The International Monetary Fund (IMF) has urged European banks to be subjected to so-called stress tests to help restore confidence in the banking system.

The global monetary body is calling for the European governments to follow the lead of the United States and Britain to make their banks take stress tests, or risk assessments, and force them to come clean about their losses.

The measures taken to counteract the deep recession in Europe have provided a good foundation for a gradual recovery, but further actions by policy makers, particularly in the financial sector, are needed to restore market trust and confidence, and accelerate the recovery,” said Marek Belka, Director of the IMF’s European Department.

Praise was given on action already taken to counteract the deep recession in Europe, including recapitalization of viable banks, but the IMF lamented the lack of coordination between member countries.

“Europe is the most economically integrated market economy in the world, and yet the policies to address the crisis have been undertaken at the national level,” Belka said.

The United States has just concluded its own stress testing on 19 institutions, showing that 10 of them will need more capital to remain solvent. European countries have also conducted their own stress tests, though they are done on a national basis, and results are not disclosed publically, nor are banks balance sheets examined.

“The assessment of specific institutions' needs for recapitalization remains a responsibility of national authorities,” The Committee of European Banking Supervisors said on Tuesday.

The urge for coordination comes on the heels of an earlier IMF forecast predicting a 4 percent contraction for advanced European economies, and and 4.9 percent contraction of emerging European economies.

With low inflation, consumers could regain confidence earlier, but continued weak global demand could lengthen and deepen the recession, it warned.

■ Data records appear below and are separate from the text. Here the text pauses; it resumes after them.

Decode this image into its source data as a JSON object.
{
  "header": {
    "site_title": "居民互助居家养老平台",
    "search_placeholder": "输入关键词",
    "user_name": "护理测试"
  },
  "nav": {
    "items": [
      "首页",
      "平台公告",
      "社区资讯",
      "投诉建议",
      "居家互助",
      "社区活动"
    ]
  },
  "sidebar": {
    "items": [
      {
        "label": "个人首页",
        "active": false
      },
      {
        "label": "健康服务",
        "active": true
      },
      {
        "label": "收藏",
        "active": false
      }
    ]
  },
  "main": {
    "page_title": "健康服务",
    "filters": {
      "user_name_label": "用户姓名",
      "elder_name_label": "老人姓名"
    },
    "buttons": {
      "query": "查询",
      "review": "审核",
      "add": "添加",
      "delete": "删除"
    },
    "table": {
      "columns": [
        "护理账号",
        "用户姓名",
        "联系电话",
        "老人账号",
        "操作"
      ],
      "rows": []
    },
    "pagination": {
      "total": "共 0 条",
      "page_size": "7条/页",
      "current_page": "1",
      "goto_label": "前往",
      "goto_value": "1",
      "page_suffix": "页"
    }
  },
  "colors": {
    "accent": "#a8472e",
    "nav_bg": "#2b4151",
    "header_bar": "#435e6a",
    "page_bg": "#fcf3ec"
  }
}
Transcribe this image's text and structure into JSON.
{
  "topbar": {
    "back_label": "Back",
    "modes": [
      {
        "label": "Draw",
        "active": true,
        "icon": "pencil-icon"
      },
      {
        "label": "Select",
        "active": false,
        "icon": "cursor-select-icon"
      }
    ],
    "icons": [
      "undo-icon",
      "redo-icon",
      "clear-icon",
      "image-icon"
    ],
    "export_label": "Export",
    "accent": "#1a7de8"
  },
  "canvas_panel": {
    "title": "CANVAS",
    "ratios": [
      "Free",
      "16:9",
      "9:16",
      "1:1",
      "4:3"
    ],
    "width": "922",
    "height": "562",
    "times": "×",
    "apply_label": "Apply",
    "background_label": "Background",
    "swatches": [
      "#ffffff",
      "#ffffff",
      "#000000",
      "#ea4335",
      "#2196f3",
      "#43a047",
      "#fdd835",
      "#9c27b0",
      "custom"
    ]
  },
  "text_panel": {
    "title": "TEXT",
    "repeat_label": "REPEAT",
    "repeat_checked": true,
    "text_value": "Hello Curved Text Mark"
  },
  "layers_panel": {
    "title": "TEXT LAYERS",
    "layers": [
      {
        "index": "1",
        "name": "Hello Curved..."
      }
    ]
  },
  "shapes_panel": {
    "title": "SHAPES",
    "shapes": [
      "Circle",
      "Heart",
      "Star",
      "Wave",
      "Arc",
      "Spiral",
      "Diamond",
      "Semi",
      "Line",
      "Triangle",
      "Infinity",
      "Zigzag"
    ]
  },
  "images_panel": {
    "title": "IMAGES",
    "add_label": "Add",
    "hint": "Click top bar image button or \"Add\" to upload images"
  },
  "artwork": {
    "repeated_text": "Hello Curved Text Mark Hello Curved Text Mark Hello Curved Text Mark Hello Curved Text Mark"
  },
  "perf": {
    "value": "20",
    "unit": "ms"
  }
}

“Without a well-coordinated effort in these areas, neither fiscal nor monetary policy efforts will work as effectively as they must,” Belka said.